The city has some of the best Soviet war memorials, noting that the text at the main Babi Yar monument does not in fact refer to “Jews.” The museums are much better than expected, with at least five worthy of a visit, including the National Museum, the folk art museum, Scythian gold museum, and Russian art museum, and the Khanenko museum.
I am underwhelmed by the economy here, and Kiev is one of the least bustling national capitals I have seen, especially for a country of its size. The distribution of stores and commercial ventures is so thin as to remind me of some parts of San Francisco. Yes, this is August but still the streets feel empty, even in the center of town. Maybe especially in the center of town. The earlier Soviet infrastructure has not been built over, and the basic outline of the city does not yet feel “post-reform.”
Poland and Ukraine had about the same per capita gdp in 1992, but now Poland’s is three times higher. Even Russian wages are twice as high. The Ukrainian economy has shrunk 17.8% since 2008, and that is not even counting the loss of territory, which still counts statistically as part of Ukrainian gdp.
Markers of the new, post-2014 Ukrainian nationalism are seen frequently, and the use of the Russian language is actively discouraged.
There is a brand or chain of Karaoke parlors called “MAFIA Karaoke.”
Unlike some parts of Moscow, there are few signs of a rip-off culture here with respect to tourists. The citizenry is unfailingly helpful when possible, though short answers are hard to come by. People in random encounters seem quite willing to give all sorts of (wordy) advice as to what you should be doing and why.
Japanese restaurants are more common than Chinese. After Italian, there is not much culinary diversity to be seen, but the Georgian restaurants are among the best in the city. As for a single recommendation, Kanapa [Kanape] for “nouvelle Ukraine” would be my clear first pick, and it is on a picturesque street with many folk art stalls.
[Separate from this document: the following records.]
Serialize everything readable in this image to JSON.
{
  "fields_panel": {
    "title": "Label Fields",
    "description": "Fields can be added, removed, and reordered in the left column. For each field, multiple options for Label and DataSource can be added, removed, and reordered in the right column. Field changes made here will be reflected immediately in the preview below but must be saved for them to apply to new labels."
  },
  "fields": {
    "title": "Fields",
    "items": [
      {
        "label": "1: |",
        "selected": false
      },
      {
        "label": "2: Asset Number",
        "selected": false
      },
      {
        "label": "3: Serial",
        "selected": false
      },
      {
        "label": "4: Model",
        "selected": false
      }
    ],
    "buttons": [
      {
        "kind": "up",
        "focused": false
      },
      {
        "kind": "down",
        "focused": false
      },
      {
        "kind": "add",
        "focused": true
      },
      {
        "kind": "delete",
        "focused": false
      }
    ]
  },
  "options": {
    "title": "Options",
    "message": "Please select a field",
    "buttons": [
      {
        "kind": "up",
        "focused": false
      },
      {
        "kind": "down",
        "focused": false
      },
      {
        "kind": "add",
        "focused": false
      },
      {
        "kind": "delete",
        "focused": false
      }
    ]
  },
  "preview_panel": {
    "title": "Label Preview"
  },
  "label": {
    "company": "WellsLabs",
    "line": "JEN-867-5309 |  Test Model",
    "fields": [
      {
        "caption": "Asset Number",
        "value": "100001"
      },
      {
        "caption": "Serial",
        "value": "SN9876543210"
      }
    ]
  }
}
If two people each order bottles of mineral water, they will not open one bottle for each person. Instead, they induce you to first share the first bottle, and then the second, in sequence. Thus the water is not efficiently conserved.
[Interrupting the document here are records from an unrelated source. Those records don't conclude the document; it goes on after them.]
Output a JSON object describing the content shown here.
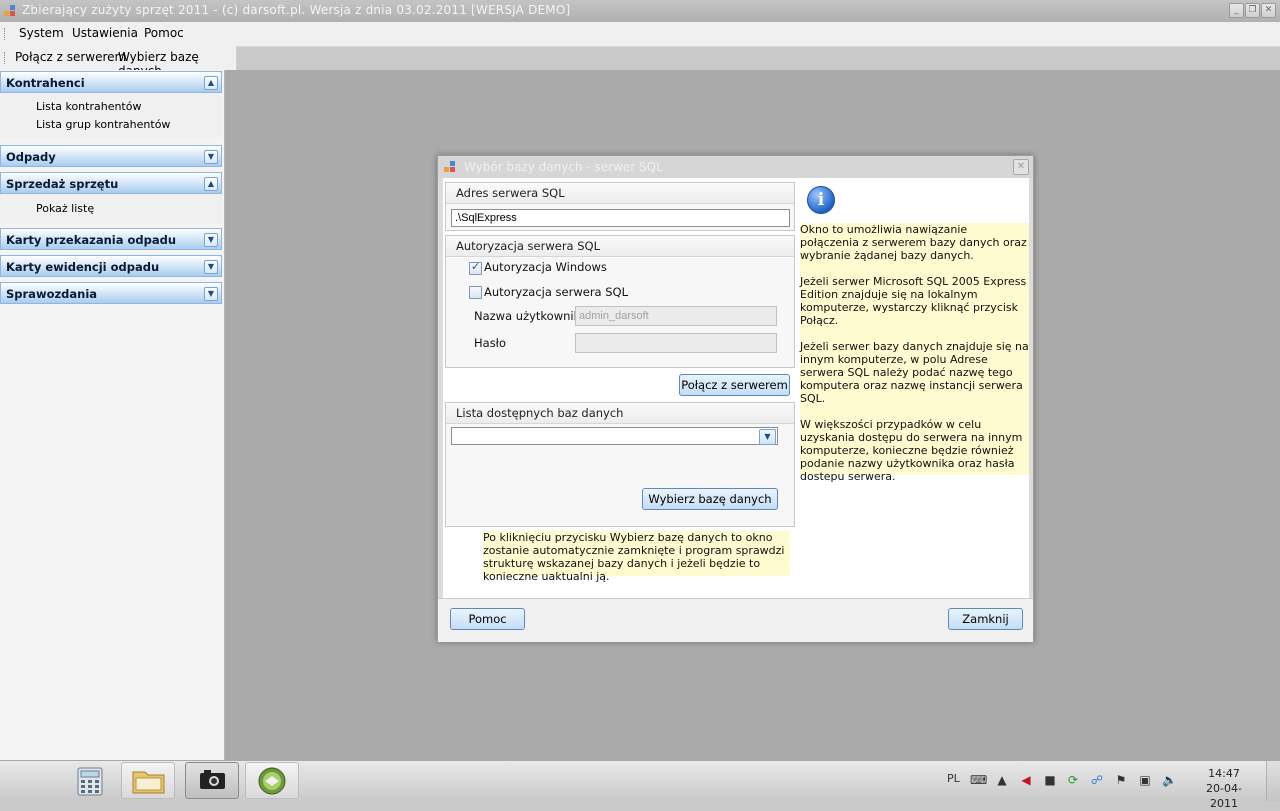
{
  "window": {
    "title": "Zbierający zużyty sprzęt 2011 - (c) darsoft.pl. Wersja z dnia 03.02.2011 [WERSJA DEMO]"
  },
  "menu": [
    "System",
    "Ustawienia",
    "Pomoc"
  ],
  "toolbar": {
    "connect": "Połącz z serwerem",
    "select_db": "Wybierz bazę danych"
  },
  "sidebar": {
    "sections": [
      {
        "label": "Kontrahenci",
        "expanded": true,
        "items": [
          "Lista kontrahentów",
          "Lista grup kontrahentów"
        ]
      },
      {
        "label": "Odpady",
        "expanded": false,
        "items": []
      },
      {
        "label": "Sprzedaż sprzętu",
        "expanded": true,
        "items": [
          "Pokaż listę"
        ]
      },
      {
        "label": "Karty przekazania odpadu",
        "expanded": false,
        "items": []
      },
      {
        "label": "Karty ewidencji odpadu",
        "expanded": false,
        "items": []
      },
      {
        "label": "Sprawozdania",
        "expanded": false,
        "items": []
      }
    ]
  },
  "dialog": {
    "title": "Wybór bazy danych - serwer SQL",
    "server_group": {
      "label": "Adres serwera SQL",
      "value": ".\\SqlExpress"
    },
    "auth_group": {
      "label": "Autoryzacja serwera SQL",
      "windows_auth": {
        "label": "Autoryzacja Windows",
        "checked": true
      },
      "sql_auth": {
        "label": "Autoryzacja serwera SQL",
        "checked": false
      },
      "username_label": "Nazwa użytkownika",
      "username_value": "admin_darsoft",
      "password_label": "Hasło",
      "password_value": ""
    },
    "connect_button": "Połącz z serwerem",
    "db_group": {
      "label": "Lista dostępnych baz danych",
      "selected": ""
    },
    "select_button": "Wybierz bazę danych",
    "bottom_note": "Po kliknięciu przycisku Wybierz bazę danych to okno zostanie automatycznie zamknięte i program sprawdzi strukturę wskazanej bazy danych i jeżeli będzie to konieczne uaktualni ją.",
    "info": [
      "Okno to umożliwia nawiązanie połączenia z serwerem bazy danych oraz wybranie żądanej bazy danych.",
      "Jeżeli serwer Microsoft SQL 2005 Express Edition znajduje się na lokalnym komputerze, wystarczy kliknąć przycisk Połącz.",
      "Jeżeli serwer bazy danych znajduje się na innym komputerze, w polu Adrese serwera SQL należy podać nazwę tego komputera oraz nazwę instancji serwera SQL.",
      "W większości przypadków w celu uzyskania dostępu do serwera na innym komputerze, konieczne będzie również podanie nazwy użytkownika oraz hasła dostepu serwera."
    ],
    "help_button": "Pomoc",
    "close_button": "Zamknij"
  },
  "taskbar": {
    "apps": [
      "calculator-icon",
      "folder-icon",
      "camera-icon",
      "app-icon"
    ],
    "language": "PL",
    "time": "14:47",
    "date": "20-04-2011"
  }
}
It is remarkable how many different restaurants serve their chocolate ice cream with a basil leaf on top.